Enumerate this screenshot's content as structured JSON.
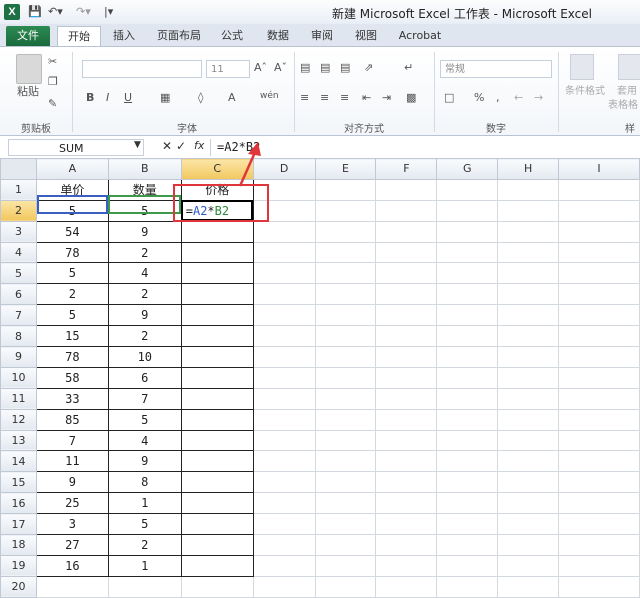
{
  "window": {
    "title": "新建 Microsoft Excel 工作表 - Microsoft Excel",
    "app_icon": "X"
  },
  "tabs": [
    "文件",
    "开始",
    "插入",
    "页面布局",
    "公式",
    "数据",
    "审阅",
    "视图",
    "Acrobat"
  ],
  "ribbon": {
    "paste_label": "粘贴",
    "font_name": "",
    "font_size": "11",
    "number_format": "常规",
    "percent_symbol": "%",
    "comma_symbol": ",",
    "bold": "B",
    "italic": "I",
    "underline": "U",
    "font_color": "A",
    "phonetic": "wén",
    "conditional_format": "条件格式",
    "table_format_line1": "套用",
    "table_format_line2": "表格格",
    "groups": [
      "剪贴板",
      "字体",
      "对齐方式",
      "数字",
      "样"
    ]
  },
  "formula_bar": {
    "name_box": "SUM",
    "cancel": "✕",
    "enter": "✓",
    "fx": "fx",
    "content": "=A2*B2"
  },
  "sheet": {
    "columns": [
      "A",
      "B",
      "C",
      "D",
      "E",
      "F",
      "G",
      "H",
      "I"
    ],
    "rows": [
      "1",
      "2",
      "3",
      "4",
      "5",
      "6",
      "7",
      "8",
      "9",
      "10",
      "11",
      "12",
      "13",
      "14",
      "15",
      "16",
      "17",
      "18",
      "19",
      "20"
    ],
    "header": {
      "a": "单价",
      "b": "数量",
      "c": "价格"
    },
    "formula_ref_a": "A2",
    "formula_op": "*",
    "formula_ref_b": "B2",
    "formula_eq": "=",
    "data": [
      {
        "a": "5",
        "b": "5"
      },
      {
        "a": "54",
        "b": "9"
      },
      {
        "a": "78",
        "b": "2"
      },
      {
        "a": "5",
        "b": "4"
      },
      {
        "a": "2",
        "b": "2"
      },
      {
        "a": "5",
        "b": "9"
      },
      {
        "a": "15",
        "b": "2"
      },
      {
        "a": "78",
        "b": "10"
      },
      {
        "a": "58",
        "b": "6"
      },
      {
        "a": "33",
        "b": "7"
      },
      {
        "a": "85",
        "b": "5"
      },
      {
        "a": "7",
        "b": "4"
      },
      {
        "a": "11",
        "b": "9"
      },
      {
        "a": "9",
        "b": "8"
      },
      {
        "a": "25",
        "b": "1"
      },
      {
        "a": "3",
        "b": "5"
      },
      {
        "a": "27",
        "b": "2"
      },
      {
        "a": "16",
        "b": "1"
      }
    ]
  },
  "colors": {
    "excel_green": "#1e7145",
    "highlight": "#e0353a",
    "ref_a": "#2e59c9",
    "ref_b": "#2b8a3a"
  }
}
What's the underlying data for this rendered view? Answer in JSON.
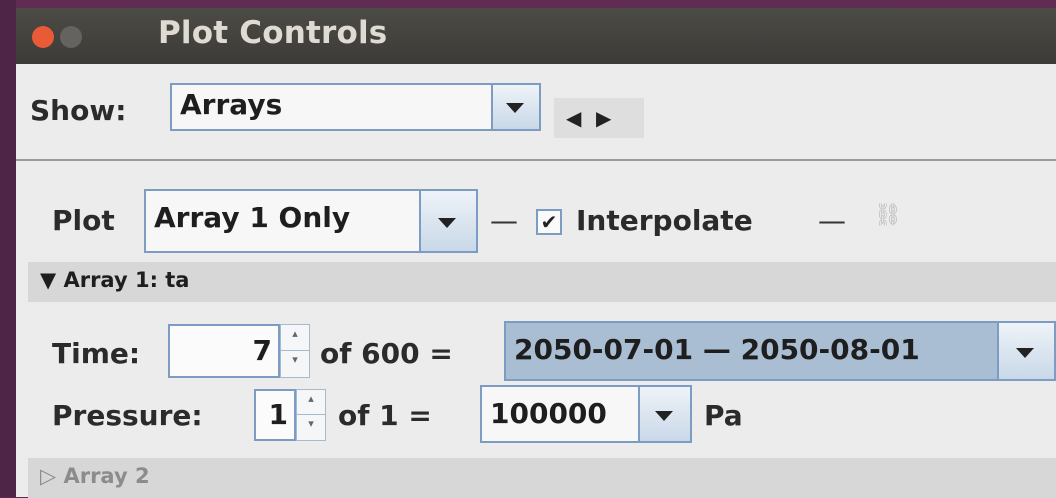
{
  "window": {
    "title": "Plot Controls"
  },
  "show": {
    "label": "Show:",
    "value": "Arrays"
  },
  "plot": {
    "label": "Plot",
    "mode": "Array 1 Only",
    "dash1": "—",
    "dash2": "—",
    "interpolate_label": "Interpolate",
    "interpolate_checked": true,
    "check_glyph": "✔",
    "link_icon": "link-icon"
  },
  "array1": {
    "header": "▼ Array 1: ta",
    "time": {
      "label": "Time:",
      "index": "7",
      "of_text": "of 600 =",
      "range": "2050-07-01 — 2050-08-01"
    },
    "pressure": {
      "label": "Pressure:",
      "index": "1",
      "of_text": "of 1 =",
      "value": "100000",
      "unit": "Pa"
    }
  },
  "array2": {
    "header": "▷ Array 2"
  },
  "colors": {
    "accent_border": "#7c9cc4",
    "close_button": "#e95a37",
    "titlebar": "#3c3b37"
  }
}
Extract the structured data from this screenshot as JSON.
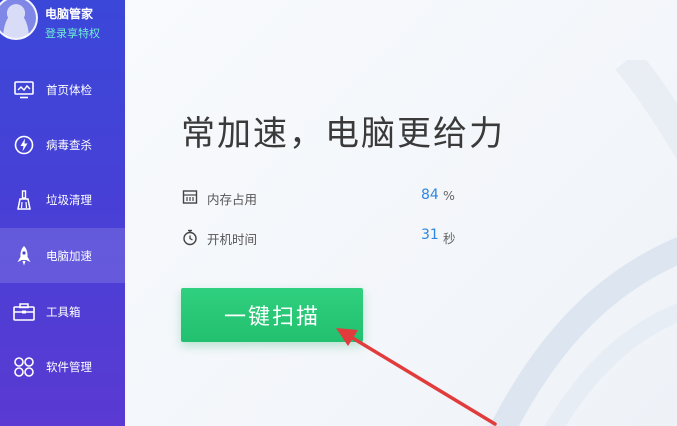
{
  "sidebar": {
    "app_name": "电脑管家",
    "login_text": "登录享特权",
    "items": [
      {
        "label": "首页体检",
        "icon": "monitor-icon"
      },
      {
        "label": "病毒查杀",
        "icon": "lightning-shield-icon"
      },
      {
        "label": "垃圾清理",
        "icon": "broom-icon"
      },
      {
        "label": "电脑加速",
        "icon": "rocket-icon",
        "active": true
      },
      {
        "label": "工具箱",
        "icon": "toolbox-icon"
      },
      {
        "label": "软件管理",
        "icon": "apps-icon"
      }
    ]
  },
  "main": {
    "headline": "常加速，电脑更给力",
    "stats": [
      {
        "label": "内存占用",
        "value": "84",
        "unit": "%",
        "icon": "memory-icon"
      },
      {
        "label": "开机时间",
        "value": "31",
        "unit": "秒",
        "icon": "stopwatch-icon"
      }
    ],
    "scan_button_label": "一键扫描"
  },
  "colors": {
    "sidebar": "#3f45d7",
    "accent_green": "#27c574",
    "value_blue": "#2d87e0",
    "arrow_red": "#e23b3b"
  }
}
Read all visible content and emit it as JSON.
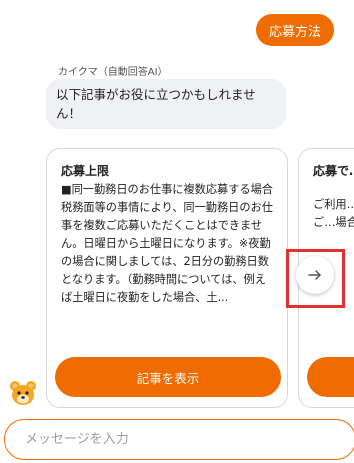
{
  "chat": {
    "user_message": "応募方法",
    "bot_name": "カイクマ（自動回答AI）",
    "bot_message": "以下記事がお役に立つかもしれません！"
  },
  "cards": [
    {
      "title": "応募上限",
      "body": "■同一勤務日のお仕事に複数応募する場合税務面等の事情により、同一勤務日のお仕事を複数ご応募いただくことはできません。日曜日から土曜日になります。※夜勤の場合に関しましては、2日分の勤務日数となります。（勤務時間については、例えば土曜日に夜勤をした場合、土...",
      "button_label": "記事を表示"
    },
    {
      "title": "応募で…ない",
      "body": "ご利用…になり…クップで…すの…ルのご…場合▼…※上記…",
      "button_label": ""
    }
  ],
  "carousel": {
    "next_icon": "arrow-right-icon"
  },
  "input": {
    "placeholder": "メッセージを入力",
    "value": ""
  },
  "colors": {
    "accent": "#f06c00",
    "highlight": "#e53030",
    "bot_bubble_bg": "#f0f1f4"
  }
}
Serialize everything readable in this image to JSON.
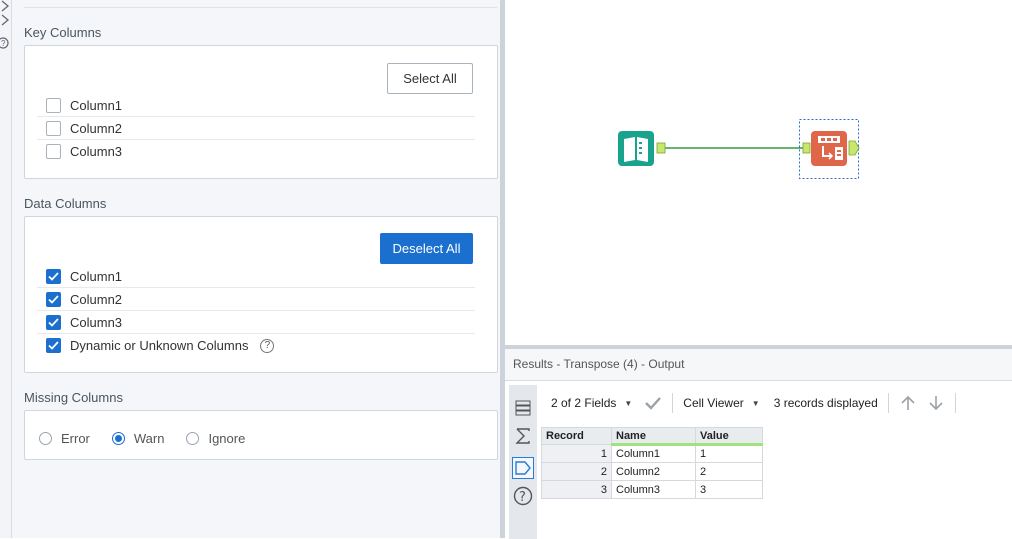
{
  "config": {
    "key_columns": {
      "title": "Key Columns",
      "button": "Select All",
      "items": [
        {
          "label": "Column1",
          "checked": false
        },
        {
          "label": "Column2",
          "checked": false
        },
        {
          "label": "Column3",
          "checked": false
        }
      ]
    },
    "data_columns": {
      "title": "Data Columns",
      "button": "Deselect All",
      "items": [
        {
          "label": "Column1",
          "checked": true
        },
        {
          "label": "Column2",
          "checked": true
        },
        {
          "label": "Column3",
          "checked": true
        },
        {
          "label": "Dynamic or Unknown Columns",
          "checked": true
        }
      ]
    },
    "missing_columns": {
      "title": "Missing Columns",
      "options": [
        "Error",
        "Warn",
        "Ignore"
      ],
      "selected": "Warn"
    }
  },
  "results": {
    "title": "Results - Transpose (4) - Output",
    "fields_dropdown": "2 of 2 Fields",
    "cell_viewer": "Cell Viewer",
    "records_displayed": "3 records displayed",
    "columns": [
      "Record",
      "Name",
      "Value"
    ],
    "rows": [
      [
        "1",
        "Column1",
        "1"
      ],
      [
        "2",
        "Column2",
        "2"
      ],
      [
        "3",
        "Column3",
        "3"
      ]
    ]
  },
  "colors": {
    "primary": "#1a6fcf",
    "input_tool": "#1aa38c",
    "transpose_tool": "#e0664a",
    "connector": "#2e9e3e"
  },
  "icons": {
    "input_tool": "book-icon",
    "transpose_tool": "transpose-icon",
    "check": "checkmark-icon",
    "help": "question-circle-icon"
  }
}
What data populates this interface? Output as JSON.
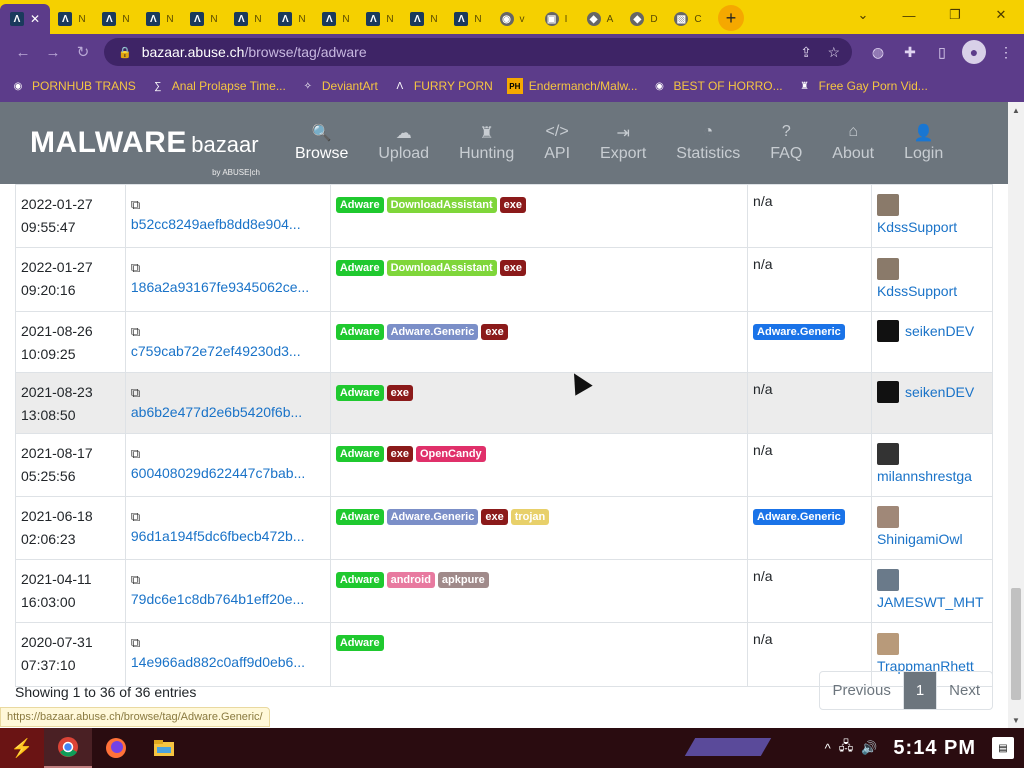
{
  "browser": {
    "tabs": [
      {
        "icon": "Λ",
        "label": "",
        "active": true
      },
      {
        "icon": "Λ",
        "label": "N"
      },
      {
        "icon": "Λ",
        "label": "N"
      },
      {
        "icon": "Λ",
        "label": "N"
      },
      {
        "icon": "Λ",
        "label": "N"
      },
      {
        "icon": "Λ",
        "label": "N"
      },
      {
        "icon": "Λ",
        "label": "N"
      },
      {
        "icon": "Λ",
        "label": "N"
      },
      {
        "icon": "Λ",
        "label": "N"
      },
      {
        "icon": "Λ",
        "label": "N"
      },
      {
        "icon": "Λ",
        "label": "N"
      },
      {
        "icon": "◉",
        "label": "v"
      },
      {
        "icon": "▣",
        "label": "I"
      },
      {
        "icon": "◆",
        "label": "A"
      },
      {
        "icon": "◆",
        "label": "D"
      },
      {
        "icon": "▧",
        "label": "C"
      }
    ],
    "url_domain": "bazaar.abuse.ch",
    "url_path": "/browse/tag/adware",
    "bookmarks": [
      {
        "label": "PORNHUB TRANS"
      },
      {
        "label": "Anal Prolapse Time..."
      },
      {
        "label": "DeviantArt"
      },
      {
        "label": "FURRY PORN"
      },
      {
        "label": "Endermanch/Malw..."
      },
      {
        "label": "BEST OF HORRO..."
      },
      {
        "label": "Free Gay Porn Vid..."
      }
    ],
    "status_url": "https://bazaar.abuse.ch/browse/tag/Adware.Generic/"
  },
  "site": {
    "brand_big": "MALWARE",
    "brand_small": "bazaar",
    "brand_by": "by ABUSE|ch",
    "menu": [
      {
        "label": "Browse",
        "icon": "search-icon",
        "active": true
      },
      {
        "label": "Upload",
        "icon": "cloud-upload-icon"
      },
      {
        "label": "Hunting",
        "icon": "castle-icon"
      },
      {
        "label": "API",
        "icon": "code-icon"
      },
      {
        "label": "Export",
        "icon": "export-icon"
      },
      {
        "label": "Statistics",
        "icon": "pie-chart-icon"
      },
      {
        "label": "FAQ",
        "icon": "question-icon"
      },
      {
        "label": "About",
        "icon": "building-icon"
      },
      {
        "label": "Login",
        "icon": "user-icon"
      }
    ]
  },
  "rows": [
    {
      "date": "2022-01-27",
      "time": "09:55:47",
      "hash": "b52cc8249aefb8dd8e904...",
      "tags": [
        "Adware",
        "DownloadAssistant",
        "exe"
      ],
      "signature": "n/a",
      "reporter": "KdssSupport",
      "reporter_inline": false
    },
    {
      "date": "2022-01-27",
      "time": "09:20:16",
      "hash": "186a2a93167fe9345062ce...",
      "tags": [
        "Adware",
        "DownloadAssistant",
        "exe"
      ],
      "signature": "n/a",
      "reporter": "KdssSupport",
      "reporter_inline": false
    },
    {
      "date": "2021-08-26",
      "time": "10:09:25",
      "hash": "c759cab72e72ef49230d3...",
      "tags": [
        "Adware",
        "Adware.Generic",
        "exe"
      ],
      "signature": "Adware.Generic",
      "reporter": "seikenDEV",
      "reporter_inline": true
    },
    {
      "date": "2021-08-23",
      "time": "13:08:50",
      "hash": "ab6b2e477d2e6b5420f6b...",
      "tags": [
        "Adware",
        "exe"
      ],
      "signature": "n/a",
      "reporter": "seikenDEV",
      "reporter_inline": true,
      "highlight": true
    },
    {
      "date": "2021-08-17",
      "time": "05:25:56",
      "hash": "600408029d622447c7bab...",
      "tags": [
        "Adware",
        "exe",
        "OpenCandy"
      ],
      "signature": "n/a",
      "reporter": "milannshrestga",
      "reporter_inline": false
    },
    {
      "date": "2021-06-18",
      "time": "02:06:23",
      "hash": "96d1a194f5dc6fbecb472b...",
      "tags": [
        "Adware",
        "Adware.Generic",
        "exe",
        "trojan"
      ],
      "signature": "Adware.Generic",
      "reporter": "ShinigamiOwl",
      "reporter_inline": false
    },
    {
      "date": "2021-04-11",
      "time": "16:03:00",
      "hash": "79dc6e1c8db764b1eff20e...",
      "tags": [
        "Adware",
        "android",
        "apkpure"
      ],
      "signature": "n/a",
      "reporter": "JAMESWT_MHT",
      "reporter_inline": false
    },
    {
      "date": "2020-07-31",
      "time": "07:37:10",
      "hash": "14e966ad882c0aff9d0eb6...",
      "tags": [
        "Adware"
      ],
      "signature": "n/a",
      "reporter": "TrappmanRhett",
      "reporter_inline": false
    }
  ],
  "tag_colors": {
    "Adware": "#1fc92f",
    "DownloadAssistant": "#7fd63a",
    "exe": "#8b1a1a",
    "Adware.Generic": "#7b8fc8",
    "OpenCandy": "#e0306a",
    "trojan": "#e8d06a",
    "android": "#e87aa0",
    "apkpure": "#a08a8a",
    "signature": "#1a73e8"
  },
  "table_footer": {
    "showing": "Showing 1 to 36 of 36 entries",
    "prev": "Previous",
    "page": "1",
    "next": "Next"
  },
  "taskbar": {
    "clock": "5:14 PM"
  }
}
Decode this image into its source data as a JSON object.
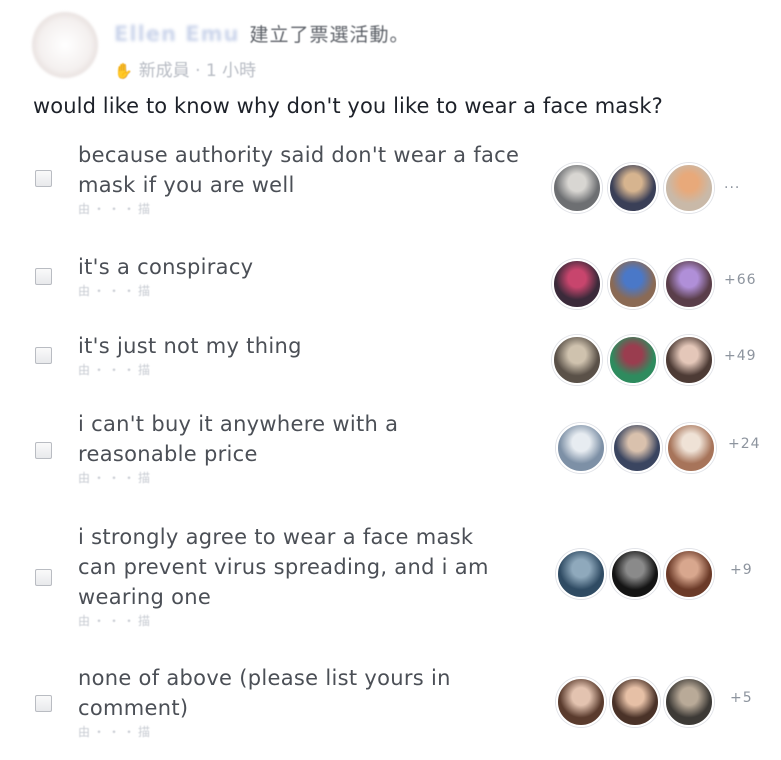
{
  "post": {
    "author_name": "Ellen Emu",
    "action_text": "建立了票選活動。",
    "meta_text": "新成員 · 1 小時",
    "question": "would like to know why don't you like to wear a face mask?"
  },
  "options": [
    {
      "line1": "because authority said don't wear a face",
      "line2": "mask if you are well",
      "line3": "",
      "sub": "由・・・描",
      "more": "...",
      "avatar_colors": [
        [
          "#6d6f72",
          "#d8d6d2"
        ],
        [
          "#3a3f57",
          "#d6b48f"
        ],
        [
          "#c9b9a8",
          "#e8a97a"
        ]
      ]
    },
    {
      "line1": "it's a conspiracy",
      "line2": "",
      "line3": "",
      "sub": "由・・・描",
      "more": "+66",
      "avatar_colors": [
        [
          "#3b2a3a",
          "#c8456d"
        ],
        [
          "#8a6a55",
          "#4a78c8"
        ],
        [
          "#5a3e4a",
          "#b08fd8"
        ]
      ]
    },
    {
      "line1": "it's just not my thing",
      "line2": "",
      "line3": "",
      "sub": "由・・・描",
      "more": "+49",
      "avatar_colors": [
        [
          "#5a5148",
          "#cfc2ae"
        ],
        [
          "#2e8b5e",
          "#9a3d4f"
        ],
        [
          "#4d3b35",
          "#e4c7b9"
        ]
      ]
    },
    {
      "line1": "i can't buy it anywhere with a",
      "line2": "reasonable price",
      "line3": "",
      "sub": "由・・・描",
      "more": "+24",
      "avatar_colors": [
        [
          "#7d90a6",
          "#e7ecf1"
        ],
        [
          "#3a4560",
          "#d9c1ad"
        ],
        [
          "#a7745a",
          "#efe2d6"
        ]
      ]
    },
    {
      "line1": "i strongly agree to wear a face mask",
      "line2": "can prevent virus spreading, and i am",
      "line3": "wearing one",
      "sub": "由・・・描",
      "more": "+9",
      "avatar_colors": [
        [
          "#2f4b63",
          "#8fa9bc"
        ],
        [
          "#141414",
          "#8a8a8a"
        ],
        [
          "#6b3a28",
          "#d8a78e"
        ]
      ]
    },
    {
      "line1": "none of above (please list yours in",
      "line2": "comment)",
      "line3": "",
      "sub": "由・・・描",
      "more": "+5",
      "avatar_colors": [
        [
          "#5a3b2d",
          "#e3c3b0"
        ],
        [
          "#4a3228",
          "#e6c0a6"
        ],
        [
          "#3d3a36",
          "#b9aa98"
        ]
      ]
    }
  ]
}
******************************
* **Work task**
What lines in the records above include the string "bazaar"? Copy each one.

* **Result**
    "url_domain": "bazaar.abuse.ch",
    "status_url": "https://bazaar.abuse.ch/browse/tag/Adware.Generic/"
    "brand_small": "bazaar",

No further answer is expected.